Your task
Restate the following data in its entirety, word for word and without images.
Dataset extract Start Marker
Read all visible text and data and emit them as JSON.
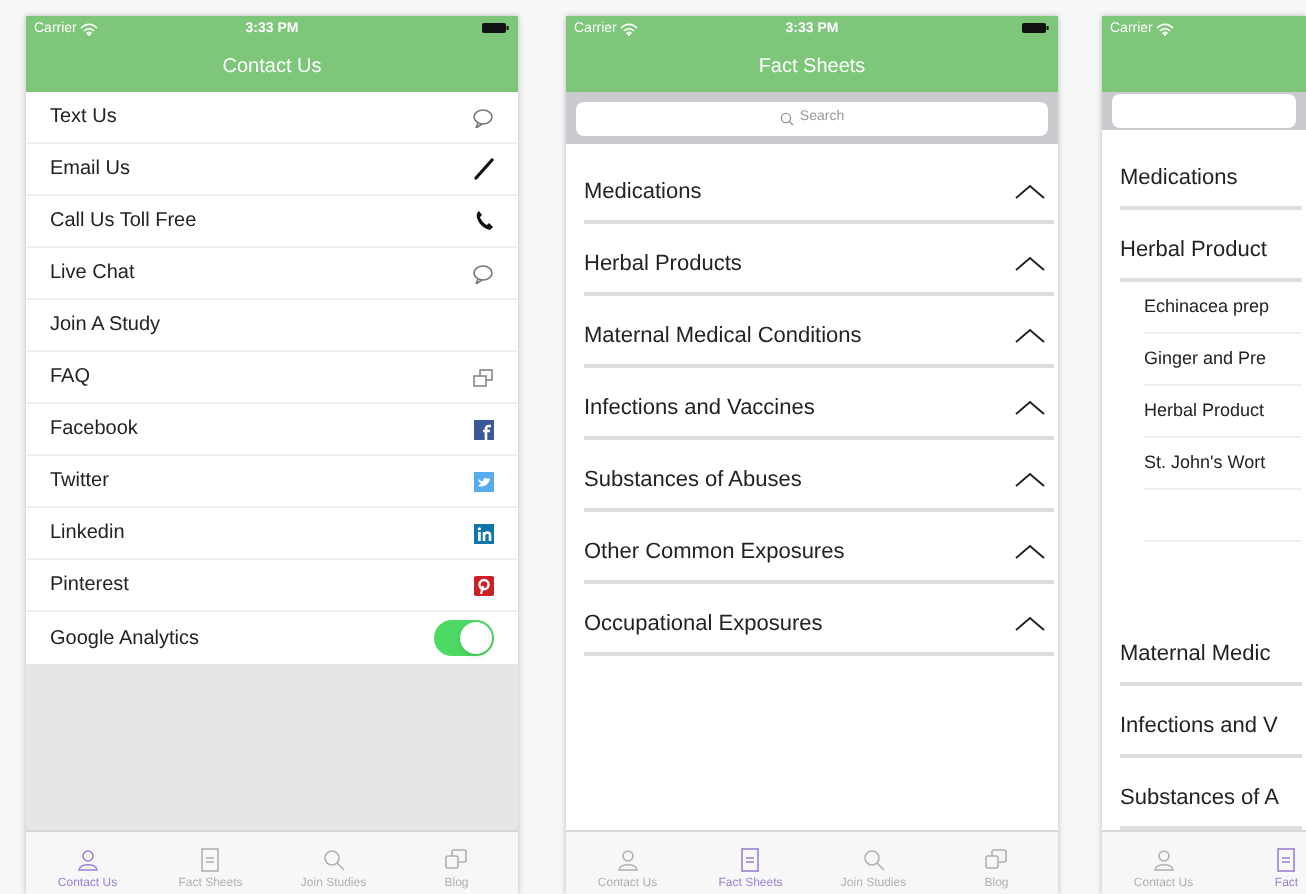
{
  "screens": [
    {
      "kind": "contact",
      "status_bar": {
        "carrier": "Carrier",
        "time": "3:33 PM"
      },
      "title": "Contact Us",
      "items": [
        {
          "label": "Text Us",
          "kind": "link"
        },
        {
          "label": "Email Us",
          "kind": "link"
        },
        {
          "label": "Call Us Toll Free",
          "kind": "link"
        },
        {
          "label": "Live Chat",
          "kind": "link"
        },
        {
          "label": "Join A Study",
          "kind": "link"
        },
        {
          "label": "FAQ",
          "kind": "link"
        },
        {
          "label": "Facebook",
          "kind": "link"
        },
        {
          "label": "Twitter",
          "kind": "link"
        },
        {
          "label": "Linkedin",
          "kind": "link"
        },
        {
          "label": "Pinterest",
          "kind": "link"
        },
        {
          "label": "Google Analytics",
          "kind": "toggle",
          "on": true
        }
      ],
      "tabs": [
        {
          "label": "Contact Us",
          "selected": true
        },
        {
          "label": "Fact Sheets",
          "selected": false
        },
        {
          "label": "Join Studies",
          "selected": false
        },
        {
          "label": "Blog",
          "selected": false
        }
      ]
    },
    {
      "kind": "sheets",
      "status_bar": {
        "carrier": "Carrier",
        "time": "3:33 PM"
      },
      "title": "Fact Sheets",
      "search": {
        "placeholder": "Search"
      },
      "sections": [
        {
          "label": "Medications",
          "expanded": false
        },
        {
          "label": "Herbal Products",
          "expanded": false
        },
        {
          "label": "Maternal Medical Conditions",
          "expanded": false
        },
        {
          "label": "Infections and Vaccines",
          "expanded": false
        },
        {
          "label": "Substances of Abuses",
          "expanded": false
        },
        {
          "label": "Other Common Exposures",
          "expanded": false
        },
        {
          "label": "Occupational Exposures",
          "expanded": false
        }
      ],
      "tabs": [
        {
          "label": "Contact Us",
          "selected": false
        },
        {
          "label": "Fact Sheets",
          "selected": true
        },
        {
          "label": "Join Studies",
          "selected": false
        },
        {
          "label": "Blog",
          "selected": false
        }
      ]
    },
    {
      "kind": "sheets_cut",
      "status_bar": {
        "carrier": "Carrier"
      },
      "sections": [
        {
          "label": "Medications"
        },
        {
          "label": "Herbal Product",
          "children": [
            {
              "label": "Echinacea prep"
            },
            {
              "label": "Ginger and Pre"
            },
            {
              "label": "Herbal Product"
            },
            {
              "label": "St. John's Wort"
            }
          ]
        },
        {
          "label": "Maternal Medic"
        },
        {
          "label": "Infections and V"
        },
        {
          "label": "Substances of A"
        }
      ],
      "tabs": [
        {
          "label": "Contact Us",
          "selected": false
        },
        {
          "label": "Fact",
          "selected": true
        }
      ]
    }
  ]
}
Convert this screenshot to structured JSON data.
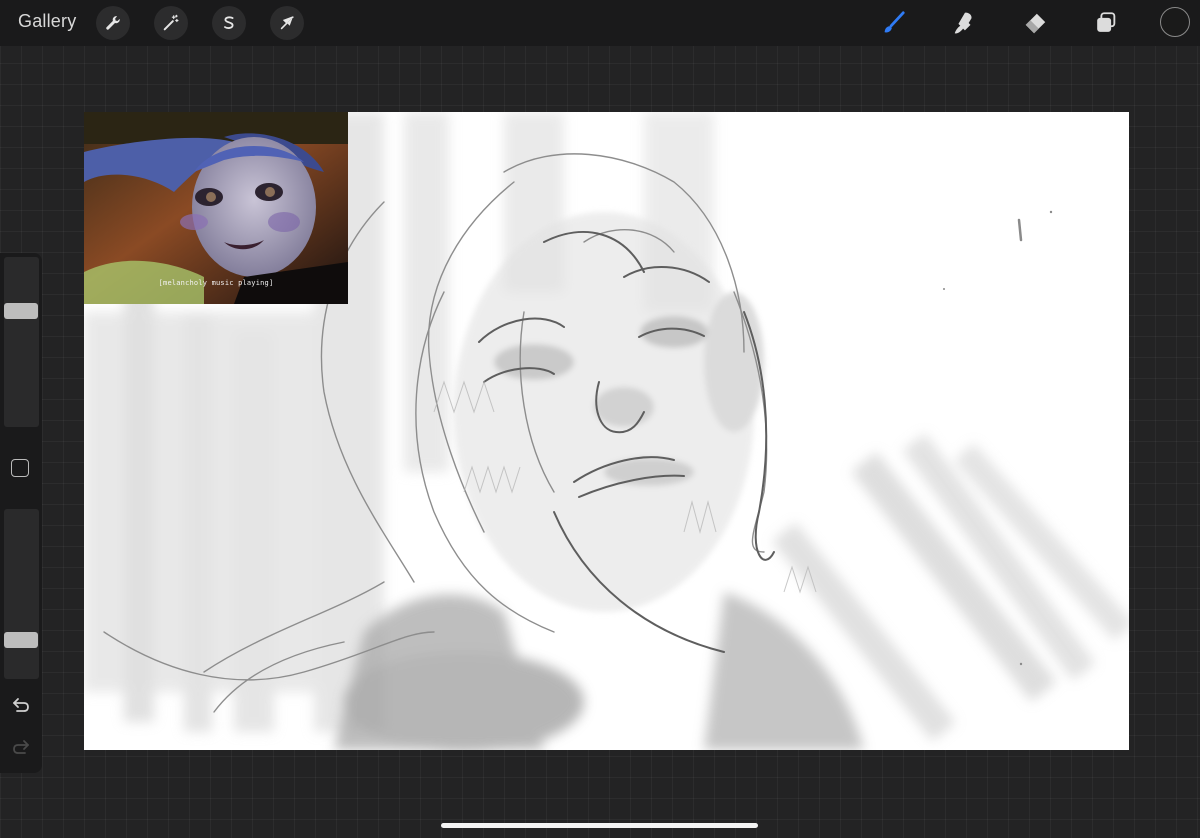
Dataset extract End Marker
Result of this task
Read all visible text and data and emit them as JSON.
{
  "screens": [
    {
      "kind": "contact",
      "status_bar": {
        "carrier": "Carrier",
        "time": "3:33 PM"
      },
      "title": "Contact Us",
      "items": [
        {
          "label": "Text Us",
          "kind": "link"
        },
        {
          "label": "Email Us",
          "kind": "link"
        },
        {
          "label": "Call Us Toll Free",
          "kind": "link"
        },
        {
          "label": "Live Chat",
          "kind": "link"
        },
        {
          "label": "Join A Study",
          "kind": "link"
        },
        {
          "label": "FAQ",
          "kind": "link"
        },
        {
          "label": "Facebook",
          "kind": "link"
        },
        {
          "label": "Twitter",
          "kind": "link"
        },
        {
          "label": "Linkedin",
          "kind": "link"
        },
        {
          "label": "Pinterest",
          "kind": "link"
        },
        {
          "label": "Google Analytics",
          "kind": "toggle",
          "on": true
        }
      ],
      "tabs": [
        {
          "label": "Contact Us",
          "selected": true
        },
        {
          "label": "Fact Sheets",
          "selected": false
        },
        {
          "label": "Join Studies",
          "selected": false
        },
        {
          "label": "Blog",
          "selected": false
        }
      ]
    },
    {
      "kind": "sheets",
      "status_bar": {
        "carrier": "Carrier",
        "time": "3:33 PM"
      },
      "title": "Fact Sheets",
      "search": {
        "placeholder": "Search"
      },
      "sections": [
        {
          "label": "Medications",
          "expanded": false
        },
        {
          "label": "Herbal Products",
          "expanded": false
        },
        {
          "label": "Maternal Medical Conditions",
          "expanded": false
        },
        {
          "label": "Infections and Vaccines",
          "expanded": false
        },
        {
          "label": "Substances of Abuses",
          "expanded": false
        },
        {
          "label": "Other Common Exposures",
          "expanded": false
        },
        {
          "label": "Occupational Exposures",
          "expanded": false
        }
      ],
      "tabs": [
        {
          "label": "Contact Us",
          "selected": false
        },
        {
          "label": "Fact Sheets",
          "selected": true
        },
        {
          "label": "Join Studies",
          "selected": false
        },
        {
          "label": "Blog",
          "selected": false
        }
      ]
    },
    {
      "kind": "sheets_cut",
      "status_bar": {
        "carrier": "Carrier"
      },
      "sections": [
        {
          "label": "Medications"
        },
        {
          "label": "Herbal Product",
          "children": [
            {
              "label": "Echinacea prep"
            },
            {
              "label": "Ginger and Pre"
            },
            {
              "label": "Herbal Product"
            },
            {
              "label": "St. John's Wort"
            }
          ]
        },
        {
          "label": "Maternal Medic"
        },
        {
          "label": "Infections and V"
        },
        {
          "label": "Substances of A"
        }
      ],
      "tabs": [
        {
          "label": "Contact Us",
          "selected": false
        },
        {
          "label": "Fact",
          "selected": true
        }
      ]
    }
  ]
}
Convert this screenshot to structured JSON data.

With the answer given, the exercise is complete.